__The task__
If a line in the records below contains "Amelie", copy that line.
#### Supplied data
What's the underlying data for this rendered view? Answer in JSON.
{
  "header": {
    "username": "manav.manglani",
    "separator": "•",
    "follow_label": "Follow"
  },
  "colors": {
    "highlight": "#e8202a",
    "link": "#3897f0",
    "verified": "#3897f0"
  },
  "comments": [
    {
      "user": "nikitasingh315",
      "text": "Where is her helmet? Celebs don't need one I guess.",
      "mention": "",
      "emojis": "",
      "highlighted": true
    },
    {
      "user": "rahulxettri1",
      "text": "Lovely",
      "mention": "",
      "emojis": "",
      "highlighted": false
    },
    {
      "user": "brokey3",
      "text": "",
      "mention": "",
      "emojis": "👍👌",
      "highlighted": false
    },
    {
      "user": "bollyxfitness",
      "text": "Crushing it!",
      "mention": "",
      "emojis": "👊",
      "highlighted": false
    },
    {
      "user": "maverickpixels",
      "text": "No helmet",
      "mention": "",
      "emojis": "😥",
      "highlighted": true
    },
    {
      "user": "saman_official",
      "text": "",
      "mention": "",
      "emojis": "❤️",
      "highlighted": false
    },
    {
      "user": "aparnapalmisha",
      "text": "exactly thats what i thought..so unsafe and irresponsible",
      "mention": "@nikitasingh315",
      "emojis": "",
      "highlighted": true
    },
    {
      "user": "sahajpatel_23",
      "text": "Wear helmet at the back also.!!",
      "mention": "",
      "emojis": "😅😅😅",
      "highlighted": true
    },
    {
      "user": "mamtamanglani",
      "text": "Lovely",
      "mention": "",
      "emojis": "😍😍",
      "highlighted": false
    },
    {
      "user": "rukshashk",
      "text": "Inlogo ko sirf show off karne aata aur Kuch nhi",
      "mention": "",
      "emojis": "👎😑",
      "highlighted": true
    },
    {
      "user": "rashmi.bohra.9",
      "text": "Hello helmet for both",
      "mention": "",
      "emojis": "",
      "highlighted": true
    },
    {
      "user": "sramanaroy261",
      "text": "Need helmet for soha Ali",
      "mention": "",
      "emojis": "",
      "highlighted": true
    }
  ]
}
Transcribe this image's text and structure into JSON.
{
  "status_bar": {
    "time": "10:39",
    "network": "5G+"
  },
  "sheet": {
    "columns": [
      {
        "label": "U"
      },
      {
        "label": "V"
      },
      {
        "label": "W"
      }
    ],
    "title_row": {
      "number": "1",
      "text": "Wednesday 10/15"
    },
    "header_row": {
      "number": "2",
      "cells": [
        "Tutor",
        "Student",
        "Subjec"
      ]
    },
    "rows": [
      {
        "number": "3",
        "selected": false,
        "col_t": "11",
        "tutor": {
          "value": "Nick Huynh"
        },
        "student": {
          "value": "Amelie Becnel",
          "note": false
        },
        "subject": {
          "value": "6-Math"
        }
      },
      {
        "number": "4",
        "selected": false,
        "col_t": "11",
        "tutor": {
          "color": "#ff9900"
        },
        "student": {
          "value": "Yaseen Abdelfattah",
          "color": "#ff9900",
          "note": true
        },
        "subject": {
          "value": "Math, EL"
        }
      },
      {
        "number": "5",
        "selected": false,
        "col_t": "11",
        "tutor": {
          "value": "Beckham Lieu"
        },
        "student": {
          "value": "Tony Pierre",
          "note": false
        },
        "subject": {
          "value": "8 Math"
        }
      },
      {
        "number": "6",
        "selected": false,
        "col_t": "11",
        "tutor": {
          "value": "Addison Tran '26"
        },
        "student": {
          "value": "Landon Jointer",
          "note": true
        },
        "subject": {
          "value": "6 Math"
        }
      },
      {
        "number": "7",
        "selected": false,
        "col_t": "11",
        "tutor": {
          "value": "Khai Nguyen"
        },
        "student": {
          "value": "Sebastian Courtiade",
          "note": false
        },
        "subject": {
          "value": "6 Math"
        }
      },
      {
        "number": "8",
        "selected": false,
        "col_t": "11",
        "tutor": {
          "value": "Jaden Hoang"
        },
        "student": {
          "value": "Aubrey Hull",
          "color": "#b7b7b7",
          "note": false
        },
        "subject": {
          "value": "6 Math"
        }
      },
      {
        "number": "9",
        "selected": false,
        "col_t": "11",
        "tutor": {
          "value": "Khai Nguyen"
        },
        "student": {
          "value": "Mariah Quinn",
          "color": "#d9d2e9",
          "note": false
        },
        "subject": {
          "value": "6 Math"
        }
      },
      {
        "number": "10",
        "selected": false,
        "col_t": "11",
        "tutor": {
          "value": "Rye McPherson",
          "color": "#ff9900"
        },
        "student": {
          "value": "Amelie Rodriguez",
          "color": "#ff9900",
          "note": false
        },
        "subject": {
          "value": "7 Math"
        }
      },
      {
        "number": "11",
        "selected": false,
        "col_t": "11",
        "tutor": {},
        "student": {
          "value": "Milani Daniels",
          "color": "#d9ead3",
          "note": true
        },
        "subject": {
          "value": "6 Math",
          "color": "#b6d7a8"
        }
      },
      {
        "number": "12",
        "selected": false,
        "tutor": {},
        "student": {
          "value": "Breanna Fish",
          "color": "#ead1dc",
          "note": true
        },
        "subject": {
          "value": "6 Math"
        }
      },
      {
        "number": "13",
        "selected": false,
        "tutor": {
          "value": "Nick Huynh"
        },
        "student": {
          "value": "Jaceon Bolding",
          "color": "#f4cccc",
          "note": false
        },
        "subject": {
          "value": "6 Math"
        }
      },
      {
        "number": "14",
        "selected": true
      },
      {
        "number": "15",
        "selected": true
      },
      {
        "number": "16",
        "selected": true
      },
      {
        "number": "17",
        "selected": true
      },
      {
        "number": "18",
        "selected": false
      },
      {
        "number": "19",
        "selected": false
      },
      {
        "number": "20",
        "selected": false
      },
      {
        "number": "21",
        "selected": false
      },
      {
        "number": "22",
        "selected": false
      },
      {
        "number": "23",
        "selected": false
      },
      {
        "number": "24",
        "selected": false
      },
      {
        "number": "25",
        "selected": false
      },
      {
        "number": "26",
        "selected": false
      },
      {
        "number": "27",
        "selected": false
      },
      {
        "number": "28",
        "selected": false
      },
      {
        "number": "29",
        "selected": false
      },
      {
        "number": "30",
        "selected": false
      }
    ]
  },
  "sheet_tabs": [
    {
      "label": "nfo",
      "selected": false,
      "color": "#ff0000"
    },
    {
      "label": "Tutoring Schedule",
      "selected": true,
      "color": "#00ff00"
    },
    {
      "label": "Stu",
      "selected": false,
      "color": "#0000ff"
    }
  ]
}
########
__Task solution__
          "value": "Amelie Becnel",
          "value": "Amelie Rodriguez",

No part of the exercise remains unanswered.